There are striking parallels between the 1998 legal settlement with the tobacco companies and ongoing lawsuits that blame the big oil companies for the costs of climate change.
Tobacco spent billions of dollars trying to debunk the medical science that smoking causes lung cancer. Meanwhile, millions of American continued to smoke, many dying prematurely as a result. The tobacco companies provided a product, but the choice to smoke was made by individuals. Setting aside, for the moment, the impacts of “second-hand” smoke, the risk was borne by smokers, but many costs were borne by society at large. Eventually, the states sued the tobacco companies to recover the costs of providing Medicare coverage to smoking victims, winning a group lawsuit that provided a payout of about $200 billion in recovered costs over 25 years.
The big oil companies are known to have spent billions of dollars to convince us that the science of human-caused climate change was wrong or at least inconclusive, even when they knew otherwise from their own scientists. Millions of American continued to use fossil fuels, despite the known risks and costs of climate change, now estimated to range as high as $200 billion annually for the United States, per 1o C of warming. The oil companies provided a product, and customers made the choice to buy it. A lot of the costs of climate change will be borne by society at large, through taxes and insurance premiums.
Now cities and states that are likely to be affected by climate change, especially from the costs of sea-level rise are suing to recover anticipated damages. Recently a judge in a Federal District Court dismissed a lawsuit against big oil companies brought by the State of New York, but the litigation continues. Big oil is estimated to have contributed about 11% of the emissions of greenhouse gases to the atmosphere since the Industrial Revolution.
The attribution of the ongoing climate change is a science question, with widespread agreement among scientists about what is responsible and how severe the costs will be. Who should pay those costs is a legal question. The precedent from the tobacco settlement is that the polluters are liable, especially when they knowingly continued their actions. Big oil may win this legal challenge, but it begs the larger question of when our government will begin to take the science of climate change seriously and address emissions of greenhouse gases. This is not the time to “kick-the-can” down the road to the next generation.

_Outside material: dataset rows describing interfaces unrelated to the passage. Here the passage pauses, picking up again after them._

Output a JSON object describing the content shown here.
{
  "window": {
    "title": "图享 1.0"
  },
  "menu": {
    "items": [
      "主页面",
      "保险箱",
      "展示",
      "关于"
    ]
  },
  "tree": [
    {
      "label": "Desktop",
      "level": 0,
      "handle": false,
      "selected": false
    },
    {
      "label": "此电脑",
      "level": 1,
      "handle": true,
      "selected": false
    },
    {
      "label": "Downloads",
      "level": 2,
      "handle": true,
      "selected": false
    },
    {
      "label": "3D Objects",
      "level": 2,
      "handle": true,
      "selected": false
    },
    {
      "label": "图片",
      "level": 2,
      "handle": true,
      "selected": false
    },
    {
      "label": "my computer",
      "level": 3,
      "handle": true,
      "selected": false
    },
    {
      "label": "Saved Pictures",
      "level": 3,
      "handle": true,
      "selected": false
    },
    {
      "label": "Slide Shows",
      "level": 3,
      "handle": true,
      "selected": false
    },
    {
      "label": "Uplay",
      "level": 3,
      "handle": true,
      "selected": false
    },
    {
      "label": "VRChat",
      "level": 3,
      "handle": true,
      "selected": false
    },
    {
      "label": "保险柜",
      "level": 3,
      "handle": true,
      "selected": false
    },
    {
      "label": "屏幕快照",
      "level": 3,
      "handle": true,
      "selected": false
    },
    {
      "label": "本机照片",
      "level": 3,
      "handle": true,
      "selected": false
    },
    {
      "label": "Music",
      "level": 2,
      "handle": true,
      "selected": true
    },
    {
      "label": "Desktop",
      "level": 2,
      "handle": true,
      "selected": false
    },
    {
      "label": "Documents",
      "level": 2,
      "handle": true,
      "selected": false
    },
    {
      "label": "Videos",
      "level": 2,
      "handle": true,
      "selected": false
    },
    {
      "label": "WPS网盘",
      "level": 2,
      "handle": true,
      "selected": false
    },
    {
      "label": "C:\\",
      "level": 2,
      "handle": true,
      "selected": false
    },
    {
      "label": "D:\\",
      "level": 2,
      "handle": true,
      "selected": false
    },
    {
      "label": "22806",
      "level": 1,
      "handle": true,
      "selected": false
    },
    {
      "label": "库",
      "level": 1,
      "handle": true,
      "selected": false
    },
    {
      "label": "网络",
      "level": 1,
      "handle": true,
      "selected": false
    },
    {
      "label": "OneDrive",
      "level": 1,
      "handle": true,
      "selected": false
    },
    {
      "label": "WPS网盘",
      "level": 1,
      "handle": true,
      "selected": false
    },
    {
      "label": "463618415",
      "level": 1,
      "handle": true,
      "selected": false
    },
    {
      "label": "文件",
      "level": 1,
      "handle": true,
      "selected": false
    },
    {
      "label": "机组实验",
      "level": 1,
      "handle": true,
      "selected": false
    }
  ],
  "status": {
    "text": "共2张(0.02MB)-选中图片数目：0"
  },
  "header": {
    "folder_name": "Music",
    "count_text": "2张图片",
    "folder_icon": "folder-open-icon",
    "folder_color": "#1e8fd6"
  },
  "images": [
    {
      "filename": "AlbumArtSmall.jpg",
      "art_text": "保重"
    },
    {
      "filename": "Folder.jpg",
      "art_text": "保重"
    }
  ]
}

Hsiang, S. and 11 others. 2017. Estimating economic damage from climate change in the United States. Science 356: 1362-1369.